[Material supplied Boundary: Start]

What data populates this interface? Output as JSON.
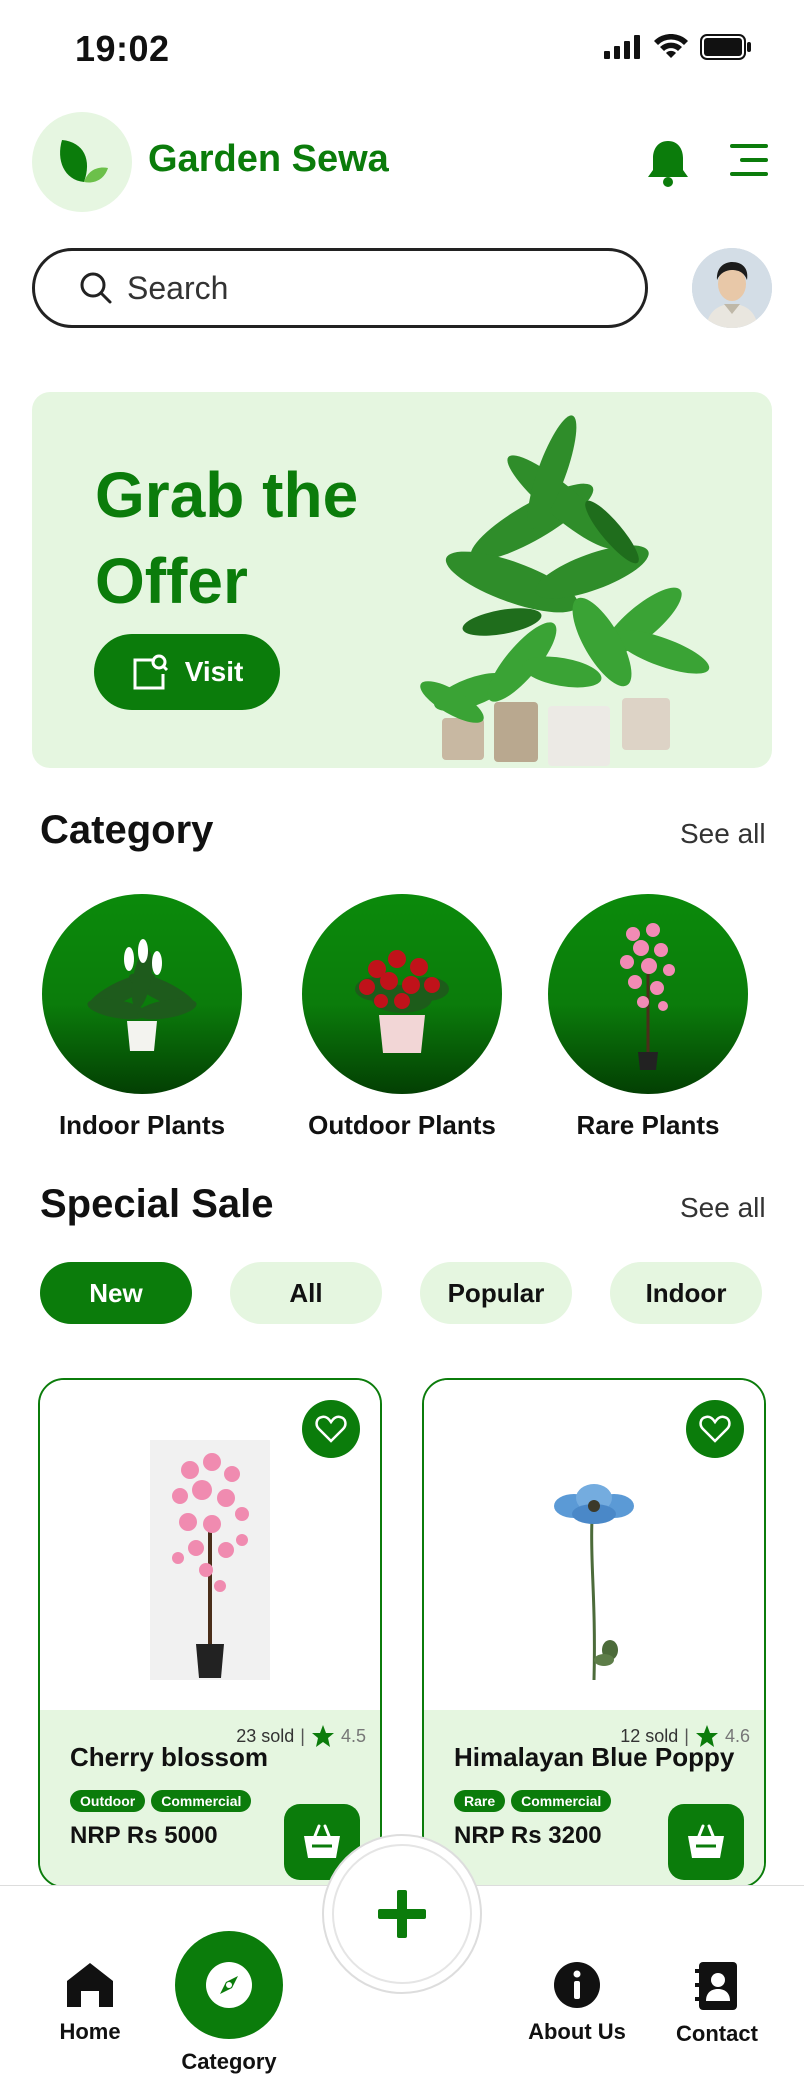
{
  "status_bar": {
    "time": "19:02"
  },
  "header": {
    "brand": "Garden Sewa"
  },
  "search": {
    "placeholder": "Search"
  },
  "banner": {
    "title": "Grab the Offer",
    "button_label": "Visit"
  },
  "category": {
    "title": "Category",
    "see_all": "See all",
    "items": [
      {
        "label": "Indoor Plants"
      },
      {
        "label": "Outdoor Plants"
      },
      {
        "label": "Rare Plants"
      }
    ]
  },
  "special_sale": {
    "title": "Special Sale",
    "see_all": "See all",
    "filters": [
      {
        "label": "New",
        "active": true
      },
      {
        "label": "All",
        "active": false
      },
      {
        "label": "Popular",
        "active": false
      },
      {
        "label": "Indoor",
        "active": false
      }
    ],
    "products": [
      {
        "name": "Cherry blossom",
        "sold": "23 sold",
        "rating": "4.5",
        "tags": [
          "Outdoor",
          "Commercial"
        ],
        "price": "NRP Rs 5000"
      },
      {
        "name": "Himalayan Blue Poppy",
        "sold": "12 sold",
        "rating": "4.6",
        "tags": [
          "Rare",
          "Commercial"
        ],
        "price": "NRP Rs 3200"
      }
    ]
  },
  "bottom_nav": {
    "items": [
      {
        "label": "Home"
      },
      {
        "label": "Category"
      },
      {
        "label": "About Us"
      },
      {
        "label": "Contact"
      }
    ]
  },
  "colors": {
    "brand_green": "#0b7c0b",
    "light_green": "#e5f6e0"
  },
  "icons": [
    "leaf-logo-icon",
    "bell-icon",
    "menu-icon",
    "search-icon",
    "visit-icon",
    "heart-icon",
    "star-icon",
    "cart-icon",
    "plus-icon",
    "home-icon",
    "compass-icon",
    "info-icon",
    "contact-icon"
  ]
}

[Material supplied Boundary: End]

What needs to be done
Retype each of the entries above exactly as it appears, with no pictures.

Solution to this task
What data populates this interface? Output as JSON.
{
  "status_bar": {
    "time": "19:02"
  },
  "header": {
    "brand": "Garden Sewa"
  },
  "search": {
    "placeholder": "Search"
  },
  "banner": {
    "title": "Grab the Offer",
    "button_label": "Visit"
  },
  "category": {
    "title": "Category",
    "see_all": "See all",
    "items": [
      {
        "label": "Indoor Plants"
      },
      {
        "label": "Outdoor Plants"
      },
      {
        "label": "Rare Plants"
      }
    ]
  },
  "special_sale": {
    "title": "Special Sale",
    "see_all": "See all",
    "filters": [
      {
        "label": "New",
        "active": true
      },
      {
        "label": "All",
        "active": false
      },
      {
        "label": "Popular",
        "active": false
      },
      {
        "label": "Indoor",
        "active": false
      }
    ],
    "products": [
      {
        "name": "Cherry blossom",
        "sold": "23 sold",
        "rating": "4.5",
        "tags": [
          "Outdoor",
          "Commercial"
        ],
        "price": "NRP Rs 5000"
      },
      {
        "name": "Himalayan Blue Poppy",
        "sold": "12 sold",
        "rating": "4.6",
        "tags": [
          "Rare",
          "Commercial"
        ],
        "price": "NRP Rs 3200"
      }
    ]
  },
  "bottom_nav": {
    "items": [
      {
        "label": "Home"
      },
      {
        "label": "Category"
      },
      {
        "label": "About Us"
      },
      {
        "label": "Contact"
      }
    ]
  },
  "colors": {
    "brand_green": "#0b7c0b",
    "light_green": "#e5f6e0"
  },
  "icons": [
    "leaf-logo-icon",
    "bell-icon",
    "menu-icon",
    "search-icon",
    "visit-icon",
    "heart-icon",
    "star-icon",
    "cart-icon",
    "plus-icon",
    "home-icon",
    "compass-icon",
    "info-icon",
    "contact-icon"
  ]
}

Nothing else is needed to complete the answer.